"Quality Assurance Software for the Personal Computer, Demonstration Project 89," Publication No. FHWA-SA-96-026, Federal Highway Administration, Washington, DC, May 1996.
Abstract: Demonstration Project 89 on Quality Management was created to provide guidance on the use of practical and effective quality assurance procedures for highway construction projects. The intent is to assure that the level of quality designed into the plans and specifications is actually achieved in the finished product. One part of this effort is the distribution of a software package consisting of several interactive programs developed for use on a computer. These DOS based programs enable the user to analyze both pass/fail and pay adjustment acceptance procedures, construct operating characteristic curves, plot control charts, experiment with computer simulation, perform statistical comparisons of data sets, demonstrate the unreliability of decisions based on a single test result, and explore the effectiveness of stratified random sampling. This comprehensive software package provides highway engineers with the necessary tools to learn why some statistical procedures are inherently superior to others and how to incorporate this knowledge into fair and effective construction specifications.

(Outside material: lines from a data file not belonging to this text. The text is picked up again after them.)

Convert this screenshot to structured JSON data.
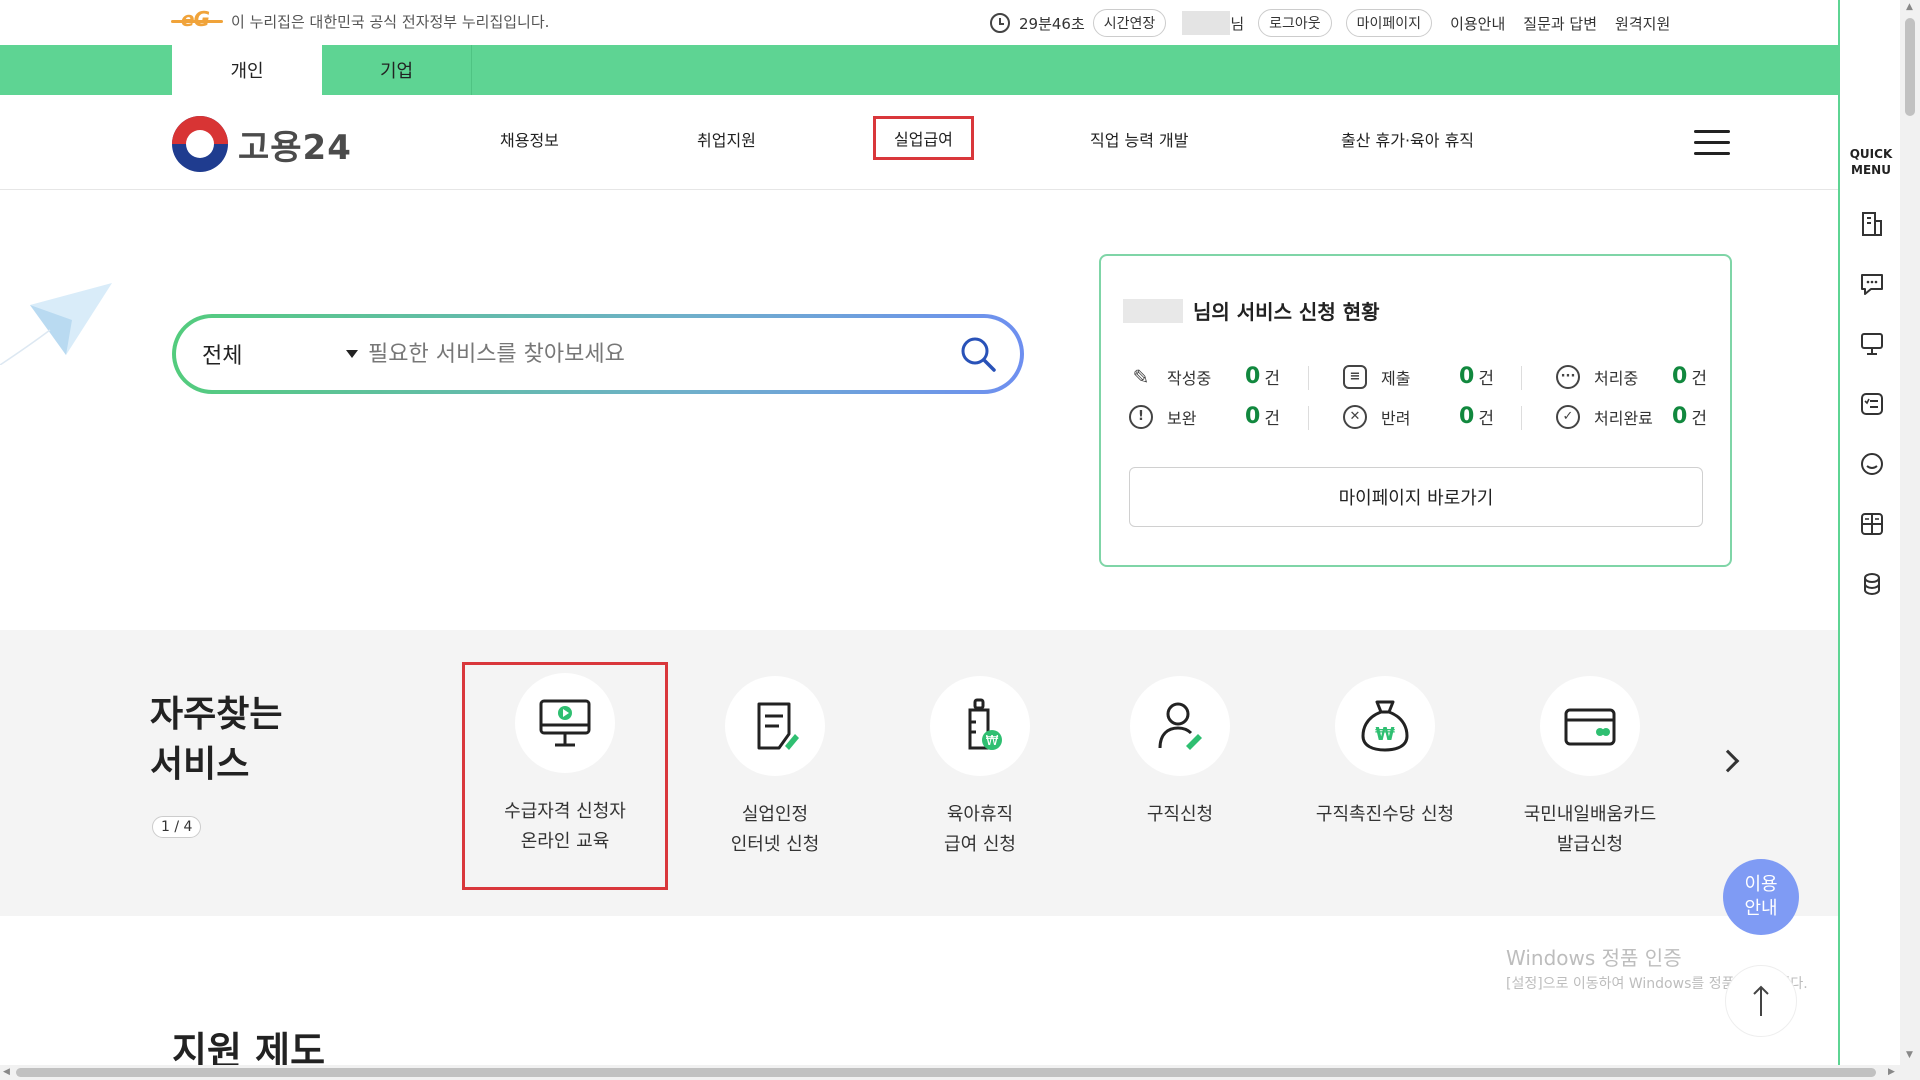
{
  "utilbar": {
    "notice": "이 누리집은 대한민국 공식 전자정부 누리집입니다.",
    "timer": "29분46초",
    "extend_label": "시간연장",
    "user_suffix": "님",
    "logout_label": "로그아웃",
    "mypage_label": "마이페이지",
    "links": [
      "이용안내",
      "질문과 답변",
      "원격지원"
    ]
  },
  "tabs": [
    "개인",
    "기업"
  ],
  "header": {
    "logo_text": "고용24",
    "nav": [
      "채용정보",
      "취업지원",
      "실업급여",
      "직업 능력 개발",
      "출산 휴가·육아 휴직"
    ]
  },
  "search": {
    "scope": "전체",
    "placeholder": "필요한 서비스를 찾아보세요",
    "value": ""
  },
  "status": {
    "title_suffix": "님의 서비스 신청 현황",
    "items": [
      {
        "label": "작성중",
        "count": "0",
        "unit": "건",
        "icon": "pencil-icon"
      },
      {
        "label": "제출",
        "count": "0",
        "unit": "건",
        "icon": "checklist-icon"
      },
      {
        "label": "처리중",
        "count": "0",
        "unit": "건",
        "icon": "more-icon"
      },
      {
        "label": "보완",
        "count": "0",
        "unit": "건",
        "icon": "exclamation-icon"
      },
      {
        "label": "반려",
        "count": "0",
        "unit": "건",
        "icon": "reject-icon"
      },
      {
        "label": "처리완료",
        "count": "0",
        "unit": "건",
        "icon": "check-icon"
      }
    ],
    "mypage_button": "마이페이지 바로가기"
  },
  "freq": {
    "title_line1": "자주찾는",
    "title_line2": "서비스",
    "page": "1 / 4",
    "services": [
      {
        "line1": "수급자격 신청자",
        "line2": "온라인 교육",
        "icon": "monitor-play-icon"
      },
      {
        "line1": "실업인정",
        "line2": "인터넷 신청",
        "icon": "document-edit-icon"
      },
      {
        "line1": "육아휴직",
        "line2": "급여 신청",
        "icon": "baby-bottle-icon"
      },
      {
        "line1": "구직신청",
        "line2": "",
        "icon": "person-edit-icon"
      },
      {
        "line1": "구직촉진수당 신청",
        "line2": "",
        "icon": "money-bag-icon"
      },
      {
        "line1": "국민내일배움카드",
        "line2": "발급신청",
        "icon": "card-icon"
      }
    ]
  },
  "help_button": {
    "line1": "이용",
    "line2": "안내"
  },
  "watermark": {
    "line1": "Windows 정품 인증",
    "line2": "[설정]으로 이동하여 Windows를 정품 인증합니다."
  },
  "section_title": "지원 제도",
  "quick_menu": {
    "label_line1": "QUICK",
    "label_line2": "MENU"
  },
  "colors": {
    "green": "#5ed493",
    "highlight": "#d9373b",
    "count": "#11883e",
    "help": "#7f9bf4"
  }
}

Note: The executable programs included with this publication are DOS based and therefore may not readily run from your computer if it is not set up to run DOS programs. Try loading these programs onto a 3.5" computer disc and run the programs directly from the disc or consult your computer specialist if you have problems executing the programs.
The seventeen (17) files included with Publication No. FHWA-SA-96-026 include:
Consult Publication No. FHWA-SA-96-026 for guidance on the use of these programs.
Although published in 1996, there has been limited availability and use of this group of programs for developing and evaluating QA acceptance plans. The programs have been provided here due to a greater emphasis recently placed on understanding, evaluating and reducing risks associated with QA acceptance plans created by State Transportation Departments. The use of this group of programs and the companion report is intended for a select group of individuals that understand QA specifications and acceptance plans in order to help them evaluate and validate their plans and understand how changes may affect the risks to both contractor and agency.